◆ WHAT TO WORK ON ◆
Where a line of the records holds the string "tagged", copy that line.

Start of PROVIDED DATA

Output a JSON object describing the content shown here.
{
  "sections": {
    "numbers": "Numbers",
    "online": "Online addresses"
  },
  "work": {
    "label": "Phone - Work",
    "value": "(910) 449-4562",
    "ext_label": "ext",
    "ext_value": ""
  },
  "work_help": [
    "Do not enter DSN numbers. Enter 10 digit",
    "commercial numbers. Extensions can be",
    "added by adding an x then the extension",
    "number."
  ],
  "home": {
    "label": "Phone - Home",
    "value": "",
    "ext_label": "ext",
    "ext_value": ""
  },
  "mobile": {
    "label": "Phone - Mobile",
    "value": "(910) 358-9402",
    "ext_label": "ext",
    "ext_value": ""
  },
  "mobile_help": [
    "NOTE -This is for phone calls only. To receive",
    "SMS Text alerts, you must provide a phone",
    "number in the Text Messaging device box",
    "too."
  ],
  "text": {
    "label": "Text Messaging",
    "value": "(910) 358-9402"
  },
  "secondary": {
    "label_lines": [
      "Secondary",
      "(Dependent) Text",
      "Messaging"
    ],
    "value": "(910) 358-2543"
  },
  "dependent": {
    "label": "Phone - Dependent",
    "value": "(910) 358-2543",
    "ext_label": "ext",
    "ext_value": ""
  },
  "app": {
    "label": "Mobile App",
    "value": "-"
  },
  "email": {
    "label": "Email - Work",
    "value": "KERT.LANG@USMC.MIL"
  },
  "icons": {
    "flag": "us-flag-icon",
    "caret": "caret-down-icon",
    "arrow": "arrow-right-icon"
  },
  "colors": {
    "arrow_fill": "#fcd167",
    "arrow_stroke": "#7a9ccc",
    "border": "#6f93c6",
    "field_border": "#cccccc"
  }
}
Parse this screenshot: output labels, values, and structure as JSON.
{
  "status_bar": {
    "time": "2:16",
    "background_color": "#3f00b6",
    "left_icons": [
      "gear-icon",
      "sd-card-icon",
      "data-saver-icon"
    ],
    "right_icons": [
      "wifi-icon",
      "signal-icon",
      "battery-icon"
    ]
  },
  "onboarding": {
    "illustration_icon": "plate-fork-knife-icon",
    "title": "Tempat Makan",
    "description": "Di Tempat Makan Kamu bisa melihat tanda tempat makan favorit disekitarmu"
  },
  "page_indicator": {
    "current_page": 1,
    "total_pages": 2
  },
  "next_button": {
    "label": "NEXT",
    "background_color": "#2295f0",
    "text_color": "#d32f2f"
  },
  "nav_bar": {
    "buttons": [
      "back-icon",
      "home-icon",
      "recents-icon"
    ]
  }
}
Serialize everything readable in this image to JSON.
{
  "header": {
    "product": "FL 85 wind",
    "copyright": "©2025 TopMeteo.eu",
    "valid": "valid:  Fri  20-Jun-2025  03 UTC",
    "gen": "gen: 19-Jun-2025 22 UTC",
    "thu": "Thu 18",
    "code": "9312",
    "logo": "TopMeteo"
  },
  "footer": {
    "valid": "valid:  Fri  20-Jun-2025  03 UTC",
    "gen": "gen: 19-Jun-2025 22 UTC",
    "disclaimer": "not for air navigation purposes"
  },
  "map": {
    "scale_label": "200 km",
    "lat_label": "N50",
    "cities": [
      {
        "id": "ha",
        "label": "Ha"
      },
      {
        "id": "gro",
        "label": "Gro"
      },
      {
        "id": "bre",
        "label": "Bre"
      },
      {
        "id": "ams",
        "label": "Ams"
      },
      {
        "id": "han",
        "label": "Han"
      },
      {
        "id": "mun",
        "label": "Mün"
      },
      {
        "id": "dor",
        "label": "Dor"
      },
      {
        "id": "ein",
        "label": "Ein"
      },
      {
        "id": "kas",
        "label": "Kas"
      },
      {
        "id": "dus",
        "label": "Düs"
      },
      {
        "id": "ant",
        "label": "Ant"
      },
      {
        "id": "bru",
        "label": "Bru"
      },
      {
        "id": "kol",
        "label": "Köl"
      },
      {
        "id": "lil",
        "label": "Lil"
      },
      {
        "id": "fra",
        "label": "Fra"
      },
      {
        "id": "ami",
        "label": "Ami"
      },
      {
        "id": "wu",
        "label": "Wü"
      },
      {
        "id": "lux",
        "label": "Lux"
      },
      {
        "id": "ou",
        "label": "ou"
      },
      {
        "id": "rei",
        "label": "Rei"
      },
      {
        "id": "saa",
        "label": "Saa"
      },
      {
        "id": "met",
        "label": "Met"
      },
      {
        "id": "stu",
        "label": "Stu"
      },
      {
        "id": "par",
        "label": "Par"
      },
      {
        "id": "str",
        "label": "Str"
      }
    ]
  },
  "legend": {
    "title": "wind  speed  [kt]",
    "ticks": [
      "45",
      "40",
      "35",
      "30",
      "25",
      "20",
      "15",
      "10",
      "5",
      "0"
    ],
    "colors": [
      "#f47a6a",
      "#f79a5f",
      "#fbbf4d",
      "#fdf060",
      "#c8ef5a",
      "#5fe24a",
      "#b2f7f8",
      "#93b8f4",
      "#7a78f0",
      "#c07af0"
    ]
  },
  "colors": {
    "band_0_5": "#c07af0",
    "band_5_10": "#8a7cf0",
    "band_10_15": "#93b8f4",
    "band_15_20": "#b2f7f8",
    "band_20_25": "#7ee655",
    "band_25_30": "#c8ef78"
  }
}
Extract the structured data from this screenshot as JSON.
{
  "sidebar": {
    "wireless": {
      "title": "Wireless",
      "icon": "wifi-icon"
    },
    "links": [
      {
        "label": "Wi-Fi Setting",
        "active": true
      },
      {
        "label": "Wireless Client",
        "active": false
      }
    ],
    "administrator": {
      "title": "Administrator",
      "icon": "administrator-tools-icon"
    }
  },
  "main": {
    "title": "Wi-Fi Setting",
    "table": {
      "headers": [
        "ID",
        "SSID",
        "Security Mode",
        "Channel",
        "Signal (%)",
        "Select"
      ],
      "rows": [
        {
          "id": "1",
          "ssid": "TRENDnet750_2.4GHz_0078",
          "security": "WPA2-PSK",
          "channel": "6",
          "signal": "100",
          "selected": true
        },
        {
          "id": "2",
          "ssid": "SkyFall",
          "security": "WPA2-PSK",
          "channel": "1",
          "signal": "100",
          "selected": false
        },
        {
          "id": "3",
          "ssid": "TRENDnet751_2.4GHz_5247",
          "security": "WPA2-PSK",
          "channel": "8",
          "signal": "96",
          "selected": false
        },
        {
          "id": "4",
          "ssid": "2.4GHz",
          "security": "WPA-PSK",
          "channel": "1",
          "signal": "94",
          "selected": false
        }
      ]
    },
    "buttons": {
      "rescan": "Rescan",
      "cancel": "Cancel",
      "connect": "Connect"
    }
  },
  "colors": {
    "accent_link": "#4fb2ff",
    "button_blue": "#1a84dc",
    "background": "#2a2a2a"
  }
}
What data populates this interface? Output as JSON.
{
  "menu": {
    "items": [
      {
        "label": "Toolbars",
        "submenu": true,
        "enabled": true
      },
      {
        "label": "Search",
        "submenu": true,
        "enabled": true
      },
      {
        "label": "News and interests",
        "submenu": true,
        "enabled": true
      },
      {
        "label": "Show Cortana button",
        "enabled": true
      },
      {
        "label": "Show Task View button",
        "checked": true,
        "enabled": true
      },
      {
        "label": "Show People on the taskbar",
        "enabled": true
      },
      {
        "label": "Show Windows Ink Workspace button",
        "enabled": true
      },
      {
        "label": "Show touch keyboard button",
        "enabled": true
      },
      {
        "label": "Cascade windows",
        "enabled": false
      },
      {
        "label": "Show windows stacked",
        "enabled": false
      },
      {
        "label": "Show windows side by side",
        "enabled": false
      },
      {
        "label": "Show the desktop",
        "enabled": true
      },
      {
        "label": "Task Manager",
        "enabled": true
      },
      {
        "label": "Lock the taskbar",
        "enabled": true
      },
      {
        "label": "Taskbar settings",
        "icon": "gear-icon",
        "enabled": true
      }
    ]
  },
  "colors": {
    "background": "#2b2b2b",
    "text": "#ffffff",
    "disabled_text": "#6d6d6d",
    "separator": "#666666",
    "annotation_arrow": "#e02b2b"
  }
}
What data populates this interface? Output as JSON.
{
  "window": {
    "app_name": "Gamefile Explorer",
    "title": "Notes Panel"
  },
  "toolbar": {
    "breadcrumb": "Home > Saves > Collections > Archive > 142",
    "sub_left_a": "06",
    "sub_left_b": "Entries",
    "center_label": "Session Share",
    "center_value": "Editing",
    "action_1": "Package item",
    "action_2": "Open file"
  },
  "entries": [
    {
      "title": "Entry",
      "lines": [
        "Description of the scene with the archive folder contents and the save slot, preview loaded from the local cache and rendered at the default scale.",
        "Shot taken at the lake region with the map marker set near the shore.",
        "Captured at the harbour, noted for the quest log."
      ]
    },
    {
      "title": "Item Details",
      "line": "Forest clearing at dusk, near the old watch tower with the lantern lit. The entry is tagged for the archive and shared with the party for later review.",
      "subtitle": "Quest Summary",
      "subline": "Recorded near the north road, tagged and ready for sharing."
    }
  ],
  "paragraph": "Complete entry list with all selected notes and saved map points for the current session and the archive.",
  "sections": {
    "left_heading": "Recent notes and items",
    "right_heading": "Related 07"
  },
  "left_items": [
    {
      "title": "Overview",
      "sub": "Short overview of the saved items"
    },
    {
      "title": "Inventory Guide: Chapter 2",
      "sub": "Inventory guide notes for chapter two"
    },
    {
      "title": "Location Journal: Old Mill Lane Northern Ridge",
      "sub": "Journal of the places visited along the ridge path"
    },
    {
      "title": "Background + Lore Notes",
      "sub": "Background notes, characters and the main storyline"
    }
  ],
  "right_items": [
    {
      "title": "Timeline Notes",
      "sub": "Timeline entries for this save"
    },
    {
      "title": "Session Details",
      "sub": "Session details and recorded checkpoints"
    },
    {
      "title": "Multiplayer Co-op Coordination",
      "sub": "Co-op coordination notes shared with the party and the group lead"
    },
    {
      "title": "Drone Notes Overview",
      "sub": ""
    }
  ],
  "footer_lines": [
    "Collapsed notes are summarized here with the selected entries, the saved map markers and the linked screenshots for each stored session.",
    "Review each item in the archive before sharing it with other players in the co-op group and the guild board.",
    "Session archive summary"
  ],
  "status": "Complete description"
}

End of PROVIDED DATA

◆ ANSWER TO THIS PROBLEM ◆
      "line": "Forest clearing at dusk, near the old watch tower with the lantern lit. The entry is tagged for the archive and shared with the party for later review.",
      "subline": "Recorded near the north road, tagged and ready for sharing."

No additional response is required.